■ **What needs to be done**
A verbatim reproduction of every entry is the expected answer.

[Collection entries]
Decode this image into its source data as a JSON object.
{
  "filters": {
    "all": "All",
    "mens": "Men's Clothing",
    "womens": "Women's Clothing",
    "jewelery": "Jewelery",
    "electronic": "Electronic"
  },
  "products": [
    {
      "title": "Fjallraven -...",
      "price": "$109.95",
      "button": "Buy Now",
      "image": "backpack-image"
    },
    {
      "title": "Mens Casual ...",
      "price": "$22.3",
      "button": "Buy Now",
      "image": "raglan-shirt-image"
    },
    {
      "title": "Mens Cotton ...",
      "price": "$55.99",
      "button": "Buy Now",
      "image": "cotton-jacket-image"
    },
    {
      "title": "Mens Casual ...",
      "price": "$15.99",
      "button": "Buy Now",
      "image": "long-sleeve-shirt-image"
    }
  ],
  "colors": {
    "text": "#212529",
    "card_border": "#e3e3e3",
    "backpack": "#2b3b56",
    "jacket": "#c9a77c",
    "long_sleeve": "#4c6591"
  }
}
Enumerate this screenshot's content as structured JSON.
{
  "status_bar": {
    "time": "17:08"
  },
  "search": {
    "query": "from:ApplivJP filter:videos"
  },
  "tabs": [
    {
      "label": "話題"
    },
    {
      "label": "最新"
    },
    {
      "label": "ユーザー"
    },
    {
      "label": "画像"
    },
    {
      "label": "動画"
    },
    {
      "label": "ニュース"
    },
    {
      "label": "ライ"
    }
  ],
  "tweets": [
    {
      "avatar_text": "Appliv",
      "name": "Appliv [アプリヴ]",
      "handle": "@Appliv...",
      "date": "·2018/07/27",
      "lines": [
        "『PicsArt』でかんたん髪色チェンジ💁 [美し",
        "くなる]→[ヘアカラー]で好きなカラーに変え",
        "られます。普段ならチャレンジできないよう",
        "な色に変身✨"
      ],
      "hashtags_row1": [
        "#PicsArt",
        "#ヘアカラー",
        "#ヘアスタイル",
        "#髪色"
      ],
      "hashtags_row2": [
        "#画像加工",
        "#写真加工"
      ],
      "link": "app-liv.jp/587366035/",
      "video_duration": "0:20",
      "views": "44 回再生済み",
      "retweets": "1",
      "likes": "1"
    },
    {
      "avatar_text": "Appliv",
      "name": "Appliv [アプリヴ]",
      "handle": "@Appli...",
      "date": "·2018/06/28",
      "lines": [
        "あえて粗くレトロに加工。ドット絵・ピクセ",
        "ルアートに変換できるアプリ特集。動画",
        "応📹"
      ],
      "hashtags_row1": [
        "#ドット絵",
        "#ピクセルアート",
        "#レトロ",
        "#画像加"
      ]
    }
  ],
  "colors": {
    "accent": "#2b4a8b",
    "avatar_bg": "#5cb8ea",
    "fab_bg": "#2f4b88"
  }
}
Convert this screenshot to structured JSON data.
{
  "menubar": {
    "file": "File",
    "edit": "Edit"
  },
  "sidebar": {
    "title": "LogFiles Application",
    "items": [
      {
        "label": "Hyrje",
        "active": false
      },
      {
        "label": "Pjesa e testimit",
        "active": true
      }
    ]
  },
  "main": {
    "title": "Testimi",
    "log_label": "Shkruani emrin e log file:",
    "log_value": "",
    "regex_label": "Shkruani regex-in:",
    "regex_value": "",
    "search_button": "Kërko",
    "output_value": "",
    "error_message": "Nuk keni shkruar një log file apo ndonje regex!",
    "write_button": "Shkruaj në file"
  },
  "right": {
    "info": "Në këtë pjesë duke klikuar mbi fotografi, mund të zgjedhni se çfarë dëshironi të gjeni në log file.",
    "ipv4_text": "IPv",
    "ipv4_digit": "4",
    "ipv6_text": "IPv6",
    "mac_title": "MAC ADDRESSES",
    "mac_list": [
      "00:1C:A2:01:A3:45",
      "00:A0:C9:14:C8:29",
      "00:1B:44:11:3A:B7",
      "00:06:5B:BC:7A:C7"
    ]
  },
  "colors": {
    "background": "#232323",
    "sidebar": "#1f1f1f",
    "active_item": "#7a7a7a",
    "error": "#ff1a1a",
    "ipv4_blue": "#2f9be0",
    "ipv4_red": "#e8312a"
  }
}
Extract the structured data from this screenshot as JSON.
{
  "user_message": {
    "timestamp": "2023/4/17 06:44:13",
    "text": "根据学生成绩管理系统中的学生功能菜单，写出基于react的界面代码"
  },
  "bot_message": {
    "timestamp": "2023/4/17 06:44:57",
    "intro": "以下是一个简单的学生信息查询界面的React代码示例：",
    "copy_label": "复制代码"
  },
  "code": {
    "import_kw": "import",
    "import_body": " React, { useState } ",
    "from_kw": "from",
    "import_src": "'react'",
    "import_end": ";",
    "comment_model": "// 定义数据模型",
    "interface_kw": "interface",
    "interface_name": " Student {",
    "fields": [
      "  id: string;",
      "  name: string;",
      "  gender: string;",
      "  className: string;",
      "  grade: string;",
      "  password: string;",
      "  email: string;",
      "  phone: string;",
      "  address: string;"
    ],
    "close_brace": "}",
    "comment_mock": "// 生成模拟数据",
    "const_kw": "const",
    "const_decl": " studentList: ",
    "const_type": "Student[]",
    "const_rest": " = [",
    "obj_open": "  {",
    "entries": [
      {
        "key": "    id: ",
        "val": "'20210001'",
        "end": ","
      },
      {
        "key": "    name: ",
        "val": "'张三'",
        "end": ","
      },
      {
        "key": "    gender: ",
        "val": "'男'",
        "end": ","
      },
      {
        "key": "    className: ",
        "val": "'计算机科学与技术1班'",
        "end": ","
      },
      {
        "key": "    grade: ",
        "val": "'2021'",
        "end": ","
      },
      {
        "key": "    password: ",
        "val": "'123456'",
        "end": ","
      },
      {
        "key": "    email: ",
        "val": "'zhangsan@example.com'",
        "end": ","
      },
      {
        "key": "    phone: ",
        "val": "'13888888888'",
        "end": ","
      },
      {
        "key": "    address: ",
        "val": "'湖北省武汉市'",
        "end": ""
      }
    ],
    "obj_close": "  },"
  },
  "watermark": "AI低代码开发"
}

■ **Exercise solution**
Decode this image into its source data as a JSON object.
{
  "filters": {
    "all": "All",
    "mens": "Men's Clothing",
    "womens": "Women's Clothing",
    "jewelery": "Jewelery",
    "electronic": "Electronic"
  },
  "products": [
    {
      "title": "Fjallraven -...",
      "price": "$109.95",
      "button": "Buy Now",
      "image": "backpack-image"
    },
    {
      "title": "Mens Casual ...",
      "price": "$22.3",
      "button": "Buy Now",
      "image": "raglan-shirt-image"
    },
    {
      "title": "Mens Cotton ...",
      "price": "$55.99",
      "button": "Buy Now",
      "image": "cotton-jacket-image"
    },
    {
      "title": "Mens Casual ...",
      "price": "$15.99",
      "button": "Buy Now",
      "image": "long-sleeve-shirt-image"
    }
  ],
  "colors": {
    "text": "#212529",
    "card_border": "#e3e3e3",
    "backpack": "#2b3b56",
    "jacket": "#c9a77c",
    "long_sleeve": "#4c6591"
  }
}
Enumerate this screenshot's content as structured JSON.
{
  "status_bar": {
    "time": "17:08"
  },
  "search": {
    "query": "from:ApplivJP filter:videos"
  },
  "tabs": [
    {
      "label": "話題"
    },
    {
      "label": "最新"
    },
    {
      "label": "ユーザー"
    },
    {
      "label": "画像"
    },
    {
      "label": "動画"
    },
    {
      "label": "ニュース"
    },
    {
      "label": "ライ"
    }
  ],
  "tweets": [
    {
      "avatar_text": "Appliv",
      "name": "Appliv [アプリヴ]",
      "handle": "@Appliv...",
      "date": "·2018/07/27",
      "lines": [
        "『PicsArt』でかんたん髪色チェンジ💁 [美し",
        "くなる]→[ヘアカラー]で好きなカラーに変え",
        "られます。普段ならチャレンジできないよう",
        "な色に変身✨"
      ],
      "hashtags_row1": [
        "#PicsArt",
        "#ヘアカラー",
        "#ヘアスタイル",
        "#髪色"
      ],
      "hashtags_row2": [
        "#画像加工",
        "#写真加工"
      ],
      "link": "app-liv.jp/587366035/",
      "video_duration": "0:20",
      "views": "44 回再生済み",
      "retweets": "1",
      "likes": "1"
    },
    {
      "avatar_text": "Appliv",
      "name": "Appliv [アプリヴ]",
      "handle": "@Appli...",
      "date": "·2018/06/28",
      "lines": [
        "あえて粗くレトロに加工。ドット絵・ピクセ",
        "ルアートに変換できるアプリ特集。動画",
        "応📹"
      ],
      "hashtags_row1": [
        "#ドット絵",
        "#ピクセルアート",
        "#レトロ",
        "#画像加"
      ]
    }
  ],
  "colors": {
    "accent": "#2b4a8b",
    "avatar_bg": "#5cb8ea",
    "fab_bg": "#2f4b88"
  }
}
Convert this screenshot to structured JSON data.
{
  "menubar": {
    "file": "File",
    "edit": "Edit"
  },
  "sidebar": {
    "title": "LogFiles Application",
    "items": [
      {
        "label": "Hyrje",
        "active": false
      },
      {
        "label": "Pjesa e testimit",
        "active": true
      }
    ]
  },
  "main": {
    "title": "Testimi",
    "log_label": "Shkruani emrin e log file:",
    "log_value": "",
    "regex_label": "Shkruani regex-in:",
    "regex_value": "",
    "search_button": "Kërko",
    "output_value": "",
    "error_message": "Nuk keni shkruar një log file apo ndonje regex!",
    "write_button": "Shkruaj në file"
  },
  "right": {
    "info": "Në këtë pjesë duke klikuar mbi fotografi, mund të zgjedhni se çfarë dëshironi të gjeni në log file.",
    "ipv4_text": "IPv",
    "ipv4_digit": "4",
    "ipv6_text": "IPv6",
    "mac_title": "MAC ADDRESSES",
    "mac_list": [
      "00:1C:A2:01:A3:45",
      "00:A0:C9:14:C8:29",
      "00:1B:44:11:3A:B7",
      "00:06:5B:BC:7A:C7"
    ]
  },
  "colors": {
    "background": "#232323",
    "sidebar": "#1f1f1f",
    "active_item": "#7a7a7a",
    "error": "#ff1a1a",
    "ipv4_blue": "#2f9be0",
    "ipv4_red": "#e8312a"
  }
}
Extract the structured data from this screenshot as JSON.
{
  "user_message": {
    "timestamp": "2023/4/17 06:44:13",
    "text": "根据学生成绩管理系统中的学生功能菜单，写出基于react的界面代码"
  },
  "bot_message": {
    "timestamp": "2023/4/17 06:44:57",
    "intro": "以下是一个简单的学生信息查询界面的React代码示例：",
    "copy_label": "复制代码"
  },
  "code": {
    "import_kw": "import",
    "import_body": " React, { useState } ",
    "from_kw": "from",
    "import_src": "'react'",
    "import_end": ";",
    "comment_model": "// 定义数据模型",
    "interface_kw": "interface",
    "interface_name": " Student {",
    "fields": [
      "  id: string;",
      "  name: string;",
      "  gender: string;",
      "  className: string;",
      "  grade: string;",
      "  password: string;",
      "  email: string;",
      "  phone: string;",
      "  address: string;"
    ],
    "close_brace": "}",
    "comment_mock": "// 生成模拟数据",
    "const_kw": "const",
    "const_decl": " studentList: ",
    "const_type": "Student[]",
    "const_rest": " = [",
    "obj_open": "  {",
    "entries": [
      {
        "key": "    id: ",
        "val": "'20210001'",
        "end": ","
      },
      {
        "key": "    name: ",
        "val": "'张三'",
        "end": ","
      },
      {
        "key": "    gender: ",
        "val": "'男'",
        "end": ","
      },
      {
        "key": "    className: ",
        "val": "'计算机科学与技术1班'",
        "end": ","
      },
      {
        "key": "    grade: ",
        "val": "'2021'",
        "end": ","
      },
      {
        "key": "    password: ",
        "val": "'123456'",
        "end": ","
      },
      {
        "key": "    email: ",
        "val": "'zhangsan@example.com'",
        "end": ","
      },
      {
        "key": "    phone: ",
        "val": "'13888888888'",
        "end": ","
      },
      {
        "key": "    address: ",
        "val": "'湖北省武汉市'",
        "end": ""
      }
    ],
    "obj_close": "  },"
  },
  "watermark": "AI低代码开发"
}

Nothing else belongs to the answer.